  3. Purpose: Your resume should convey a wide range of information in one or two pages. Employers use resumes to review your skills quickly and gauge if you are qualified for a job. Your cover letter allows you to create a comprehensive view of yourself as an individual and applicant.  

Related: How to Send an Email Cover Letter (With Example)

Example resume and cover letter

For a visual idea of the differences between a resume and cover letter, view the following examples:

Resume for a copy editor 

This is a simple one-page resume for a copy editor:

Lorenzo Chavez | 918-990-6754

University of California, Los Angeles
Bachelor of Arts in Communications

Summary of Qualifications

  • Copy editor certification from the Society for Editors and Proofreaders
  • Adobe Certified Expert

Professional Experience
Director of Content, January 2013–Present
Lovato Marketing | Portland, OR

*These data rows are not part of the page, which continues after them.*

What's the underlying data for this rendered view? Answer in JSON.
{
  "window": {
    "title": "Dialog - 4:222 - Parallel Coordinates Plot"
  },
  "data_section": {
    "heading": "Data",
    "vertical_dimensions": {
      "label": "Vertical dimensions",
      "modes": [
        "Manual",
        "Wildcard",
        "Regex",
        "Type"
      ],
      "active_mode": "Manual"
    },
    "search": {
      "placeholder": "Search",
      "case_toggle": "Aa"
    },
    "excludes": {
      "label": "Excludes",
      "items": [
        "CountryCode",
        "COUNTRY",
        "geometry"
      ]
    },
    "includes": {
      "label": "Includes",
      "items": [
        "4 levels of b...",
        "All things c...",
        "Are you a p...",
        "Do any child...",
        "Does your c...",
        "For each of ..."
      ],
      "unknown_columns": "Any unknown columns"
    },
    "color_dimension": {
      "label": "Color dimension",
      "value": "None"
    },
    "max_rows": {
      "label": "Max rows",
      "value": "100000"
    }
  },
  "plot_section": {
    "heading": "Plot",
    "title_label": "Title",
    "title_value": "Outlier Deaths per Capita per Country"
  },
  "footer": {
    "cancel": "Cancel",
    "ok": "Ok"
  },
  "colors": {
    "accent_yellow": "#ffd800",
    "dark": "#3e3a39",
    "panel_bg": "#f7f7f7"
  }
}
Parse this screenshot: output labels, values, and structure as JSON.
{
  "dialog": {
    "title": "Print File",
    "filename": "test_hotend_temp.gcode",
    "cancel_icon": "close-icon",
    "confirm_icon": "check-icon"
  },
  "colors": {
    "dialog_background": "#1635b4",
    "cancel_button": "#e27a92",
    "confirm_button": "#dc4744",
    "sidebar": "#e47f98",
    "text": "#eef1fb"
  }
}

  • Supervised a team of 12 copywriters
  • Produced up to 30 unique blog posts per week for a popular lifestyle website
  • Created landing pages for the websites of several Fortune 500 companies

Senior Copy Editor, August 2008–January 2013
The Houston Ledger | Houston, TX

  • Edited up to 20 news stories per day for print publication, ensuring all writing adhered to AP format
  • Supervised content creation for the newspaper’s website
  • Taught writing techniques to journalists, including concision, tone and style

Proofreader/Copywriter, April 2005–August 2008
Suburban Living Monthly | Fresno, CA

  • Scanned feature articles for spelling and grammar issues
  • Requested revisions from writers in accordance with the magazine’s standards of form, content and style
  • Wrote short articles on suburban lifestyles on a monthly basis

Professional Memberships

  • American Marketing Association
  • Sales and Marketing Executives International

Cover letter for a professor 

This is a detailed cover letter for a college professor:

Clarissa Chen
7560 Wellington Blvd.
Spartanburg, SC 29304

July 19, 2018

Human Resources
Duke University
Durham, NC 27708

Dear Hiring Committee:

I recently learned about the tenure-track literature professor position at Duke University from your website, and would appreciate if you consider me for this role. I have long admired Duke’s commitment to excellence and desire to work at an institution that consistently ranks among the best schools in the nation. I have seven years’ experience teaching at the college level, extensive knowledge of a variety of genres and styles and a strong desire to help students hone their critical-thinking and writing skills.

As a graduate teaching assistant at the University of South Carolina, I taught four sections of Introduction to Literature and two sections of World Literature. As an adjunct instructor, I have taught two classes each of British Literature from 1640 to 1800 and African American Literature. During my time as an educator, I have helped develop my students’ passion for reading an array of authors, and I intend to continue this mission as a professor at Duke.

Your job posting states that you seek candidates with expertise in a variety of literary genres and periods, and I am confident that my experience at USC has prepared me for this role. Further, you explained a need to find a professor with extensive scholarly publishing experience. Yale University Press published my doctoral thesis, and I have several upcoming articles in academic journals.

As a professor at Duke, I would continue your school’s commitment to the intellectual development of its students. I look forward to joining the English Department faculty so I can foster my students’ love of literature and scholarly writing. I have also included my resume with this application. I would like to speak with you further about this position. You can reach me at 555-718-3489 or via email at I look forward to your response.

Best regards,
Clarissa Chen, Ph.D.